PROBLEM TO WORK ON
Set down all of the entries word for word, omitting the images they contain.
━━━━━━━━━━━━━━━━
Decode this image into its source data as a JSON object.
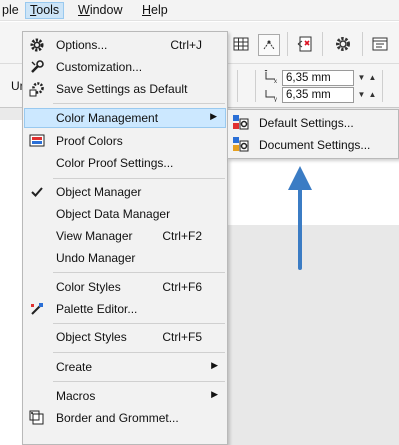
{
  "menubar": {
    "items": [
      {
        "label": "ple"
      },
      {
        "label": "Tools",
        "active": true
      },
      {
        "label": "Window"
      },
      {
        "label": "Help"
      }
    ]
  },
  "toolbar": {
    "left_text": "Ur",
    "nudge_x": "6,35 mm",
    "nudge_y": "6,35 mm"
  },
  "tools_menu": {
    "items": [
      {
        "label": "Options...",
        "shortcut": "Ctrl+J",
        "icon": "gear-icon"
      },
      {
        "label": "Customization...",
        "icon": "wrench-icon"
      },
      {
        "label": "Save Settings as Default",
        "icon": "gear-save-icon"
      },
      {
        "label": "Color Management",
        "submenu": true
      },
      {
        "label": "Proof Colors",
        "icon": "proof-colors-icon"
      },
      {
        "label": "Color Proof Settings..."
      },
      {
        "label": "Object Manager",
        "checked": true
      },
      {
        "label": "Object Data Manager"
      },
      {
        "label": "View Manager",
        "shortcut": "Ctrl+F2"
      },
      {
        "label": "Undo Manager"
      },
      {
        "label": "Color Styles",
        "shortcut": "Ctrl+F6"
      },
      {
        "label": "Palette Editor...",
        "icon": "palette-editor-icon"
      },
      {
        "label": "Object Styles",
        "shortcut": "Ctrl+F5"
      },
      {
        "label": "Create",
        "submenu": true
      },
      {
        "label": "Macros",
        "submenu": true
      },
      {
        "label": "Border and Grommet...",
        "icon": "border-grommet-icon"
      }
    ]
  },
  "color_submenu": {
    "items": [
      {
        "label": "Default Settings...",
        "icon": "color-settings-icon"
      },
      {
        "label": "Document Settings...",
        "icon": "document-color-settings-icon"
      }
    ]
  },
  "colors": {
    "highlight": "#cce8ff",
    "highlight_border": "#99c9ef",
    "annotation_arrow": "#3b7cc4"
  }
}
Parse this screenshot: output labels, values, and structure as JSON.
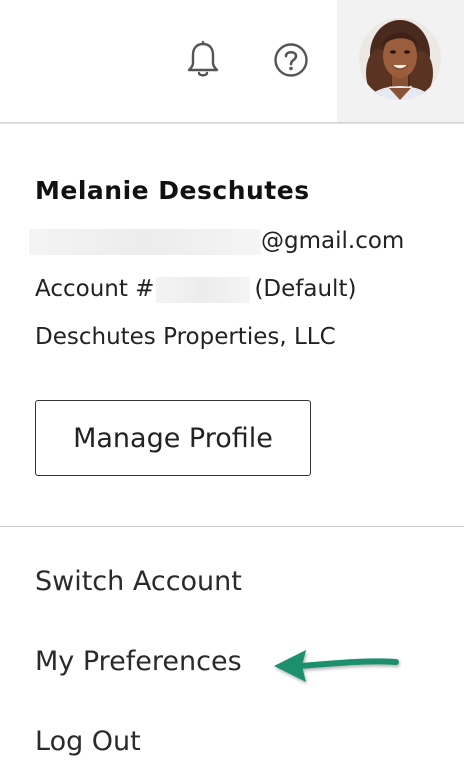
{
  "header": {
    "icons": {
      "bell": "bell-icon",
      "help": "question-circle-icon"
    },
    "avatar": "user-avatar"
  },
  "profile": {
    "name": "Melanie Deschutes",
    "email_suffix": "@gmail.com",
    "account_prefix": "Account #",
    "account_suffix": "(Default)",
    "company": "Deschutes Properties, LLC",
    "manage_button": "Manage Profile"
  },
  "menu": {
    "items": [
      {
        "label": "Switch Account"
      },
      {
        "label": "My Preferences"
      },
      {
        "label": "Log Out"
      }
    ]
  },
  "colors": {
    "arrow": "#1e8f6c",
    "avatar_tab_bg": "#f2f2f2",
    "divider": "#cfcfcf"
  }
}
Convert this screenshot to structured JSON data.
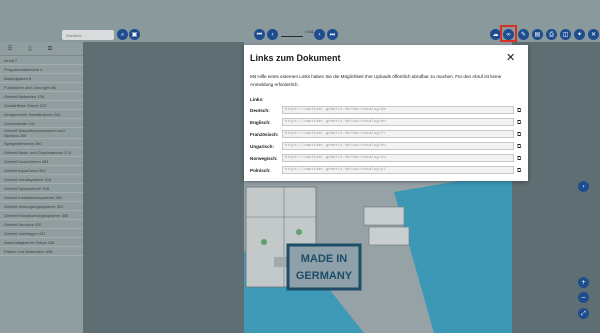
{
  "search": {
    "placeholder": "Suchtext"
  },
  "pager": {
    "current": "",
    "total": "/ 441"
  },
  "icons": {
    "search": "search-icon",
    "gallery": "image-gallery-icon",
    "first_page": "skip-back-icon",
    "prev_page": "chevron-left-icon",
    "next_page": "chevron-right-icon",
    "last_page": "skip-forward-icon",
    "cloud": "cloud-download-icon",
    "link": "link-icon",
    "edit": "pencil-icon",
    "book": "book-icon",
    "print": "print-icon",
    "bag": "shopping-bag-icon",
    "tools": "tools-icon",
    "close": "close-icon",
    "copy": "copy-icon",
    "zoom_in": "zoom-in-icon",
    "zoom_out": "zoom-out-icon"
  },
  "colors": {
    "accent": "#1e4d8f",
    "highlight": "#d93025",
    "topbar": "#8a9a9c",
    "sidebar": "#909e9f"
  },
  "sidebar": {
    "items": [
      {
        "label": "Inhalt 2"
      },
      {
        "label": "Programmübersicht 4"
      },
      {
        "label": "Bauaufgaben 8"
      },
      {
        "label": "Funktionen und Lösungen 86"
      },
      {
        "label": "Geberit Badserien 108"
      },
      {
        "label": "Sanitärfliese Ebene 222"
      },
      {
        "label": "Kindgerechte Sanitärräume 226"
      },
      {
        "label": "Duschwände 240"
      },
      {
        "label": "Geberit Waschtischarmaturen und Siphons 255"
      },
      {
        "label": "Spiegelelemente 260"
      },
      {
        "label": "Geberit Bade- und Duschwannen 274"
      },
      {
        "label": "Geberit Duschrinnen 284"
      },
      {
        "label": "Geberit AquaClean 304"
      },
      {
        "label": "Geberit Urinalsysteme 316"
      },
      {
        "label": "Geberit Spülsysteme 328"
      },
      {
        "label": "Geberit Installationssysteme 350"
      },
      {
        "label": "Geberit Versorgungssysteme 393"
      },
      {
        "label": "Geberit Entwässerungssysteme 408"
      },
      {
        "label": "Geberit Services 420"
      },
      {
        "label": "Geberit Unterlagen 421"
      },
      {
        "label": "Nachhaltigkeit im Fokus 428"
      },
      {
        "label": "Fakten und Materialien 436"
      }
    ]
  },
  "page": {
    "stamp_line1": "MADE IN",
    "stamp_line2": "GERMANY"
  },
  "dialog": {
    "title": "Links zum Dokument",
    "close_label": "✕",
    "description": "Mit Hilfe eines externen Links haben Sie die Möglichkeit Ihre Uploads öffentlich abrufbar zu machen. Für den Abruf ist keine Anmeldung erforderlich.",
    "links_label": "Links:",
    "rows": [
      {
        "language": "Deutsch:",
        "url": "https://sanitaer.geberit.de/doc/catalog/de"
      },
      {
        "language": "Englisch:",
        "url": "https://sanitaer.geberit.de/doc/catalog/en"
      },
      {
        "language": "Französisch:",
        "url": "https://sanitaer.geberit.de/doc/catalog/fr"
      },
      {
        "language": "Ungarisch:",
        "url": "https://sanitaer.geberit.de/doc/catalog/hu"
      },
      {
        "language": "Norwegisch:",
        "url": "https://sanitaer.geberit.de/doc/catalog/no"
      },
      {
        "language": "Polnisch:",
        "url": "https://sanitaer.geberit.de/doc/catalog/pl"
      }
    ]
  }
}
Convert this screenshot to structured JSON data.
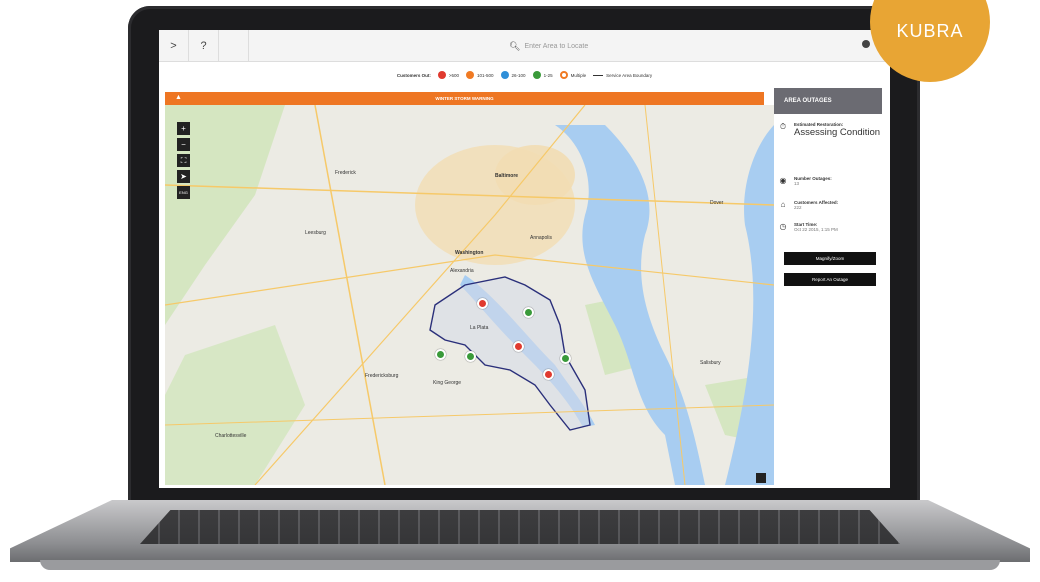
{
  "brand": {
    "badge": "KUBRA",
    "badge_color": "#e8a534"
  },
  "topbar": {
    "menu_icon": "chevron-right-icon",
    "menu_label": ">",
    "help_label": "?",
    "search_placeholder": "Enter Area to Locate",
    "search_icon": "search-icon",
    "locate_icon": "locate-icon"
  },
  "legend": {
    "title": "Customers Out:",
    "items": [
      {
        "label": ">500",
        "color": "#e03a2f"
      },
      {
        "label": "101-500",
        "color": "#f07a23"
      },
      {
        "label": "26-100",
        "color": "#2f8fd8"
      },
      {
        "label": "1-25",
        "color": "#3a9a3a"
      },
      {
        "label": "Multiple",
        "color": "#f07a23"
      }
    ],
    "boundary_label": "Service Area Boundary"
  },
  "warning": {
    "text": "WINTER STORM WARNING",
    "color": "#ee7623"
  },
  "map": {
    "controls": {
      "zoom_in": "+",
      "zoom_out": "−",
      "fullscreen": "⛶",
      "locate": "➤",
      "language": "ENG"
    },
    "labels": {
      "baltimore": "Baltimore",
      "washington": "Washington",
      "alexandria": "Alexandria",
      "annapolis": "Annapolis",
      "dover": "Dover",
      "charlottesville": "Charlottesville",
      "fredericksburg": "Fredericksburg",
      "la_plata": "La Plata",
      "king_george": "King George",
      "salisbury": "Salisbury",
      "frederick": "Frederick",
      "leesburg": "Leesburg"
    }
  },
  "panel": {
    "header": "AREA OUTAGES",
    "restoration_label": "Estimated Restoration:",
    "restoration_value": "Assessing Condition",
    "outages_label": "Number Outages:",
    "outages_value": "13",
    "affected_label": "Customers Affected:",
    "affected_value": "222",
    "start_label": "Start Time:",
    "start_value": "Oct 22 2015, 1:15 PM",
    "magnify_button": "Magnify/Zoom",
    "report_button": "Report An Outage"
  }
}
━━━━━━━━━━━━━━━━
YOUR RESPONSE
Decode this image into its source data as a JSON object.
{
  "menubar": {
    "items": [
      {
        "label": "ple"
      },
      {
        "label": "Tools",
        "active": true
      },
      {
        "label": "Window"
      },
      {
        "label": "Help"
      }
    ]
  },
  "toolbar": {
    "left_text": "Ur",
    "nudge_x": "6,35 mm",
    "nudge_y": "6,35 mm"
  },
  "tools_menu": {
    "items": [
      {
        "label": "Options...",
        "shortcut": "Ctrl+J",
        "icon": "gear-icon"
      },
      {
        "label": "Customization...",
        "icon": "wrench-icon"
      },
      {
        "label": "Save Settings as Default",
        "icon": "gear-save-icon"
      },
      {
        "label": "Color Management",
        "submenu": true
      },
      {
        "label": "Proof Colors",
        "icon": "proof-colors-icon"
      },
      {
        "label": "Color Proof Settings..."
      },
      {
        "label": "Object Manager",
        "checked": true
      },
      {
        "label": "Object Data Manager"
      },
      {
        "label": "View Manager",
        "shortcut": "Ctrl+F2"
      },
      {
        "label": "Undo Manager"
      },
      {
        "label": "Color Styles",
        "shortcut": "Ctrl+F6"
      },
      {
        "label": "Palette Editor...",
        "icon": "palette-editor-icon"
      },
      {
        "label": "Object Styles",
        "shortcut": "Ctrl+F5"
      },
      {
        "label": "Create",
        "submenu": true
      },
      {
        "label": "Macros",
        "submenu": true
      },
      {
        "label": "Border and Grommet...",
        "icon": "border-grommet-icon"
      }
    ]
  },
  "color_submenu": {
    "items": [
      {
        "label": "Default Settings...",
        "icon": "color-settings-icon"
      },
      {
        "label": "Document Settings...",
        "icon": "document-color-settings-icon"
      }
    ]
  },
  "colors": {
    "highlight": "#cce8ff",
    "highlight_border": "#99c9ef",
    "annotation_arrow": "#3b7cc4"
  }
}
Parse this screenshot: output labels, values, and structure as JSON.
{
  "header": {
    "icons": {
      "bell": "bell-icon",
      "help": "question-circle-icon"
    },
    "avatar": "user-avatar"
  },
  "profile": {
    "name": "Melanie Deschutes",
    "email_suffix": "@gmail.com",
    "account_prefix": "Account #",
    "account_suffix": "(Default)",
    "company": "Deschutes Properties, LLC",
    "manage_button": "Manage Profile"
  },
  "menu": {
    "items": [
      {
        "label": "Switch Account"
      },
      {
        "label": "My Preferences"
      },
      {
        "label": "Log Out"
      }
    ]
  },
  "colors": {
    "arrow": "#1e8f6c",
    "avatar_tab_bg": "#f2f2f2",
    "divider": "#cfcfcf"
  }
}
Convert this screenshot to structured JSON data.
{
  "search": {
    "placeholder": "Suchtext"
  },
  "pager": {
    "current": "",
    "total": "/ 441"
  },
  "icons": {
    "search": "search-icon",
    "gallery": "image-gallery-icon",
    "first_page": "skip-back-icon",
    "prev_page": "chevron-left-icon",
    "next_page": "chevron-right-icon",
    "last_page": "skip-forward-icon",
    "cloud": "cloud-download-icon",
    "link": "link-icon",
    "edit": "pencil-icon",
    "book": "book-icon",
    "print": "print-icon",
    "bag": "shopping-bag-icon",
    "tools": "tools-icon",
    "close": "close-icon",
    "copy": "copy-icon",
    "zoom_in": "zoom-in-icon",
    "zoom_out": "zoom-out-icon"
  },
  "colors": {
    "accent": "#1e4d8f",
    "highlight": "#d93025",
    "topbar": "#8a9a9c",
    "sidebar": "#909e9f"
  },
  "sidebar": {
    "items": [
      {
        "label": "Inhalt 2"
      },
      {
        "label": "Programmübersicht 4"
      },
      {
        "label": "Bauaufgaben 8"
      },
      {
        "label": "Funktionen und Lösungen 86"
      },
      {
        "label": "Geberit Badserien 108"
      },
      {
        "label": "Sanitärfliese Ebene 222"
      },
      {
        "label": "Kindgerechte Sanitärräume 226"
      },
      {
        "label": "Duschwände 240"
      },
      {
        "label": "Geberit Waschtischarmaturen und Siphons 255"
      },
      {
        "label": "Spiegelelemente 260"
      },
      {
        "label": "Geberit Bade- und Duschwannen 274"
      },
      {
        "label": "Geberit Duschrinnen 284"
      },
      {
        "label": "Geberit AquaClean 304"
      },
      {
        "label": "Geberit Urinalsysteme 316"
      },
      {
        "label": "Geberit Spülsysteme 328"
      },
      {
        "label": "Geberit Installationssysteme 350"
      },
      {
        "label": "Geberit Versorgungssysteme 393"
      },
      {
        "label": "Geberit Entwässerungssysteme 408"
      },
      {
        "label": "Geberit Services 420"
      },
      {
        "label": "Geberit Unterlagen 421"
      },
      {
        "label": "Nachhaltigkeit im Fokus 428"
      },
      {
        "label": "Fakten und Materialien 436"
      }
    ]
  },
  "page": {
    "stamp_line1": "MADE IN",
    "stamp_line2": "GERMANY"
  },
  "dialog": {
    "title": "Links zum Dokument",
    "close_label": "✕",
    "description": "Mit Hilfe eines externen Links haben Sie die Möglichkeit Ihre Uploads öffentlich abrufbar zu machen. Für den Abruf ist keine Anmeldung erforderlich.",
    "links_label": "Links:",
    "rows": [
      {
        "language": "Deutsch:",
        "url": "https://sanitaer.geberit.de/doc/catalog/de"
      },
      {
        "language": "Englisch:",
        "url": "https://sanitaer.geberit.de/doc/catalog/en"
      },
      {
        "language": "Französisch:",
        "url": "https://sanitaer.geberit.de/doc/catalog/fr"
      },
      {
        "language": "Ungarisch:",
        "url": "https://sanitaer.geberit.de/doc/catalog/hu"
      },
      {
        "language": "Norwegisch:",
        "url": "https://sanitaer.geberit.de/doc/catalog/no"
      },
      {
        "language": "Polnisch:",
        "url": "https://sanitaer.geberit.de/doc/catalog/pl"
      }
    ]
  }
}
Convert this screenshot to structured JSON data.
{
  "brand": {
    "badge": "KUBRA",
    "badge_color": "#e8a534"
  },
  "topbar": {
    "menu_icon": "chevron-right-icon",
    "menu_label": ">",
    "help_label": "?",
    "search_placeholder": "Enter Area to Locate",
    "search_icon": "search-icon",
    "locate_icon": "locate-icon"
  },
  "legend": {
    "title": "Customers Out:",
    "items": [
      {
        "label": ">500",
        "color": "#e03a2f"
      },
      {
        "label": "101-500",
        "color": "#f07a23"
      },
      {
        "label": "26-100",
        "color": "#2f8fd8"
      },
      {
        "label": "1-25",
        "color": "#3a9a3a"
      },
      {
        "label": "Multiple",
        "color": "#f07a23"
      }
    ],
    "boundary_label": "Service Area Boundary"
  },
  "warning": {
    "text": "WINTER STORM WARNING",
    "color": "#ee7623"
  },
  "map": {
    "controls": {
      "zoom_in": "+",
      "zoom_out": "−",
      "fullscreen": "⛶",
      "locate": "➤",
      "language": "ENG"
    },
    "labels": {
      "baltimore": "Baltimore",
      "washington": "Washington",
      "alexandria": "Alexandria",
      "annapolis": "Annapolis",
      "dover": "Dover",
      "charlottesville": "Charlottesville",
      "fredericksburg": "Fredericksburg",
      "la_plata": "La Plata",
      "king_george": "King George",
      "salisbury": "Salisbury",
      "frederick": "Frederick",
      "leesburg": "Leesburg"
    }
  },
  "panel": {
    "header": "AREA OUTAGES",
    "restoration_label": "Estimated Restoration:",
    "restoration_value": "Assessing Condition",
    "outages_label": "Number Outages:",
    "outages_value": "13",
    "affected_label": "Customers Affected:",
    "affected_value": "222",
    "start_label": "Start Time:",
    "start_value": "Oct 22 2015, 1:15 PM",
    "magnify_button": "Magnify/Zoom",
    "report_button": "Report An Outage"
  }
}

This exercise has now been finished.